Water which is exactly neutral has a pH of 7; waters which are acid
have a pH of less than 7, and waters which are alkaline have a pH
greater than 7. Most acid springs in Yellowstone have a pH between
2 and 4. The neutral-alkaline springs have a value from 7 to 9. The
ranges for particular pools in Yellowstone is shown on this chart.
In several of
the acidic hotsprings in Yellowstone, thermoacidophilic prokaryotes
in the domain Archaea are the only known inhabitants. The prokaryotes
are the genera Sulfolobus or Acidianus. Both these genera contain
organisms which oxidize elemental sulfur to sulfuric acid and use
this energy to grow autotrophically, using carbon dioxide as their
carbon source. This chart shows the various pH limits for organisms
- the lowest they are known to be able to live in.
I'm going to try to answer the question: how hot can the surroundings
be for living organisms?
In general, plants
can grow at temperatures no higher than 50 degrees Celsius (122 F).
Plants can survive higher temperatures, but they will not be able
to grow or reproduce, only survive. Animals - that is, multicellular
organisms - are similar. Their limit is around 50 degrees Celsius
- they can survive higher, but not live or grow in environments that
are constantly that high.
are different - they can grow in temperatures much higher than that.
Many microorganisms can live in temperatures well above 50 Celsius,
in fact up to 115 Celsius, which is past the boiling point of water
at sea level. Only the organisms in the domain Archaea are able to
Here is a graph
showing maximum temperature ranges. You can see plants and animals

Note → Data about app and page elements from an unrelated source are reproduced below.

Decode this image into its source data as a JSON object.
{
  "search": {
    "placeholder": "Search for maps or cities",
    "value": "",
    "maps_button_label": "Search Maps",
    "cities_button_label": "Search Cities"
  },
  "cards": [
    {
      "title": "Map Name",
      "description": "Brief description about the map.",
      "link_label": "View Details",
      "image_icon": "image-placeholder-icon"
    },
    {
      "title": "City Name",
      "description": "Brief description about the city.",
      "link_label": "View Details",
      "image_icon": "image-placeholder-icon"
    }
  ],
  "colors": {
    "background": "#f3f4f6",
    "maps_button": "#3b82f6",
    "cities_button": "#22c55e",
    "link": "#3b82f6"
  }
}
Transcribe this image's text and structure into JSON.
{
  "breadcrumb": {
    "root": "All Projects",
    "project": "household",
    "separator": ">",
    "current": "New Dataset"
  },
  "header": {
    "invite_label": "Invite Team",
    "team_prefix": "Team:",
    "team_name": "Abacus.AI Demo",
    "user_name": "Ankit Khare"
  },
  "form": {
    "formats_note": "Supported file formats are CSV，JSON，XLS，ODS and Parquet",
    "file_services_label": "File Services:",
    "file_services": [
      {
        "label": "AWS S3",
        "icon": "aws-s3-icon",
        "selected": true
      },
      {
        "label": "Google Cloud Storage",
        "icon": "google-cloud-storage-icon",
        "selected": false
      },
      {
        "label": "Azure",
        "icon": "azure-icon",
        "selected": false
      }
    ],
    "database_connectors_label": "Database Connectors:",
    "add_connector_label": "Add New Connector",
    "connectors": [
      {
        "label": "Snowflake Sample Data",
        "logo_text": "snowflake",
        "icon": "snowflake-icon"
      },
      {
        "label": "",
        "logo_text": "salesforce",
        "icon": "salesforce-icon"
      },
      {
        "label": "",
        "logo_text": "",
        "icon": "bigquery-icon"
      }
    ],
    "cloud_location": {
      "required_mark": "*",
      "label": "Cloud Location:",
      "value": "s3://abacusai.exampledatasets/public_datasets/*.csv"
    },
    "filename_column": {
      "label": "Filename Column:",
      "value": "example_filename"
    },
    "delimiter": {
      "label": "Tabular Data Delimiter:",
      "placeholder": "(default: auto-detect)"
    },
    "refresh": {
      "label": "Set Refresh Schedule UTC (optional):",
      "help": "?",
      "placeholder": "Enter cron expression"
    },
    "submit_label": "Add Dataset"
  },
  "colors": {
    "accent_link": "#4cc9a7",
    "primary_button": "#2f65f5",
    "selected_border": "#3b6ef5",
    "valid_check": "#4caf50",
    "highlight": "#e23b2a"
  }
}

live in temperatures up to 122 F. But one of the organisms that lives
in the Yellowstone hot pots, Sulfolobus acidocaldarius, lives in temperatures
up to 194 F, and doesn't live in temperatures below 158 F. And another
organism in the hot pots, Pyrobacterium brockii, lives in temperatures
up to 239 F, and doesn't live in temperatures below 176 F.
we took a trip to Yellowstone, to observe some biologists and a geologist
as they took samples of the microorganism Sulfolobus acidocaldarius
to take back to the lab. Here are pictures of the biologists measuring
the temperature and pH of the hot pots... scooping up samples of the
water in the hot pots... and labeling their samples, and treating
them so the microorganisms will survive the journey back to the lab.